This time, the storm came after the calm. SpaceX’s Starship SN10 aspired to be successful from start to finish as it lifted off at 6:14 p.m Eastern time on Wednesday from its launch site, and coasted to its top altitude of 10km. After an impressive landing maneuver and what seemed to be a success, an explosion brought the day to an end.
(Almost) a huge step in the production of next-generation spacecrafts, that Elon Musk dreams of sending to Mars. The day kicked off well when three hours earlier, liftoff was aborted with just a fraction of a second left in the countdown. The engines had already ignited but were then shut off when the computer on board the Starship detected too much thrust from one of the engines. The engineers decided that the problem was not significant, adjusted the software, refueled the rocket and tried again.

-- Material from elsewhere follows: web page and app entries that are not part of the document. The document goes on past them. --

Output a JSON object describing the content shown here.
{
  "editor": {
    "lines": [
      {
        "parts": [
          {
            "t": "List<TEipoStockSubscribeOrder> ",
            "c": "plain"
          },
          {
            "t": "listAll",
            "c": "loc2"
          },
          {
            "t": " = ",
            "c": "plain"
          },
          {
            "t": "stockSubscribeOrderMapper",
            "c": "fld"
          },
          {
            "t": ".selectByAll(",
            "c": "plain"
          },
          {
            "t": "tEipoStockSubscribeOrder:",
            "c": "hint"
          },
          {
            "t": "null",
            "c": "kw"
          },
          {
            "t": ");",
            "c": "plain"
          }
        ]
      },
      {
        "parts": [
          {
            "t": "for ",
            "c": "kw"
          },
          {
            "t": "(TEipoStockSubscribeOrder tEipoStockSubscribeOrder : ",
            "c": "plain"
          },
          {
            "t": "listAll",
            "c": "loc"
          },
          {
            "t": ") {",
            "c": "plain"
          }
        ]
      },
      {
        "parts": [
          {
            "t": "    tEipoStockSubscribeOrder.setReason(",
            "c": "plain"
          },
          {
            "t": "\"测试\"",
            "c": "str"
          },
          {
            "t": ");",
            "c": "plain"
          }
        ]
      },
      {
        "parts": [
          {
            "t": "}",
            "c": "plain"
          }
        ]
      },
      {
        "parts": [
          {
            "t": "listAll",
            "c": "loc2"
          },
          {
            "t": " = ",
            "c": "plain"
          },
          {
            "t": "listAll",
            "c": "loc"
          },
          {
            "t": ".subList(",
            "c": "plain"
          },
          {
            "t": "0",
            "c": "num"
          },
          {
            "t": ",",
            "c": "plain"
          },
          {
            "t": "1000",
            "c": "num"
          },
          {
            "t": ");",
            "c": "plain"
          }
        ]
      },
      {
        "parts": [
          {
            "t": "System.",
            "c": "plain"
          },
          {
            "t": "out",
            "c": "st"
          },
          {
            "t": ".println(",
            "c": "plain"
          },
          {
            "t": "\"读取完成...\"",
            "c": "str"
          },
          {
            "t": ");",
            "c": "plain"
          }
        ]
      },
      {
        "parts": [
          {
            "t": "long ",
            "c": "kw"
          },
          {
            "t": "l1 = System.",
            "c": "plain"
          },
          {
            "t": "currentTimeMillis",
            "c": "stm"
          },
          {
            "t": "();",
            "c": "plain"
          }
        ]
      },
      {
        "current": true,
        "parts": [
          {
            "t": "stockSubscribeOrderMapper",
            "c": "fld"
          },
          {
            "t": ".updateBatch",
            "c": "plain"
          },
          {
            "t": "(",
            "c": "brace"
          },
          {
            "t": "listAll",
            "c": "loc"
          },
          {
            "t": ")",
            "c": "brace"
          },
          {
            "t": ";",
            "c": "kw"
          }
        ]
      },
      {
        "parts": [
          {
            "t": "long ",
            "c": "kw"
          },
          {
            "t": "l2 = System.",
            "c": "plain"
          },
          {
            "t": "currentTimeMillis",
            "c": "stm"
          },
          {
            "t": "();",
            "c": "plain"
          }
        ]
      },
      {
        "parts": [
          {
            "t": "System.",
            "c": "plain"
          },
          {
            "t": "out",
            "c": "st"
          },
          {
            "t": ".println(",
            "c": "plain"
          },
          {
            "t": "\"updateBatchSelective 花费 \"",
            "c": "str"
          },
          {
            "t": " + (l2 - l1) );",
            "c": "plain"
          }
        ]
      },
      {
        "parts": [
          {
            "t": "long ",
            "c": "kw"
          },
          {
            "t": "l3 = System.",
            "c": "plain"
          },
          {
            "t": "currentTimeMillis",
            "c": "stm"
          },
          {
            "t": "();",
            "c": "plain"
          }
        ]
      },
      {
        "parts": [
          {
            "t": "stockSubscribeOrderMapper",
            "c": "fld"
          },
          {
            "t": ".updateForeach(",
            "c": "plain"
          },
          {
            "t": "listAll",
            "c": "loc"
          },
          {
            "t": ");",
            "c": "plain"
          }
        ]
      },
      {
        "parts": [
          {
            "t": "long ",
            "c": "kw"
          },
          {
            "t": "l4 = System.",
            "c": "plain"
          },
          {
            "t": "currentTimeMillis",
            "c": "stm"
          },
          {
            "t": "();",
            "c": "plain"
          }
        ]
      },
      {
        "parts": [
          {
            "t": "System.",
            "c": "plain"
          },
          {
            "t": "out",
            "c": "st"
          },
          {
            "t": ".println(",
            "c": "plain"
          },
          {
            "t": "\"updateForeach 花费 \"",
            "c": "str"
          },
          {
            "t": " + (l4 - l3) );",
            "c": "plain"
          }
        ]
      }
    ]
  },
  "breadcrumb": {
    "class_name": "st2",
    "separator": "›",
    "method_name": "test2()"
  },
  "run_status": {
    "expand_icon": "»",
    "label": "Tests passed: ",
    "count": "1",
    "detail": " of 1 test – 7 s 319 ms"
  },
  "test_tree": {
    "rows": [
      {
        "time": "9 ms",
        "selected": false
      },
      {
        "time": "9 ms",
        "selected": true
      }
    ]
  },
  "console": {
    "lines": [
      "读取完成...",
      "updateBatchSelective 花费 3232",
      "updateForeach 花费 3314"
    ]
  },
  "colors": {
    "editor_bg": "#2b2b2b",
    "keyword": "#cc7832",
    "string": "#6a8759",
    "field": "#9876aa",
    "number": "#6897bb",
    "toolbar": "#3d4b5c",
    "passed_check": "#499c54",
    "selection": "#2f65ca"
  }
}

The full-scale prototype then soared more than 10 kilometers after lifting off from the southern tip of Texas. Descendeding horizontally over the Gulf of Mexico. An impressive and inspiring feat of innovation.
The bullet-shaped rocketship remained intact this time at touchdown, prompting commentator to declare, “third time’s a charm as the saying goes” before SpaceX ended its webcast of the test. The last two prototypes, SN8 and SN9 reached a similarly high altitude in December and February, but slammed into the ground at Boca Chica, Texas, and exploded.
As the smoke cleared, SN10 was still standing, but tilted by a few degrees – the test was considered a success. While earlier flights to this altitude had ended in fiery crashes, this time the rocket landed in one piece. But the landing legs appeared to fail, leaving the rocket standing but leaning. A few minutes later, after SpaceX began its recovery operations of the vehicle as an explosion sent the rocket on an unplanned second hop. This time fatal.
A leak in a propellant tank may have caused the explosion.
However, the key point of yesterday’s test flight was to gather the data on controlling the vehicle while re-entering, and felt they were successful in doing so. An argument used against the many who are skeptical about Mr. Musk’s assertion that the company is just a few years from sending a Starship to Mars.
Two spectacular flights, two spectacular crash landings, with a spectacular ambition. The third time was (almost) the charm.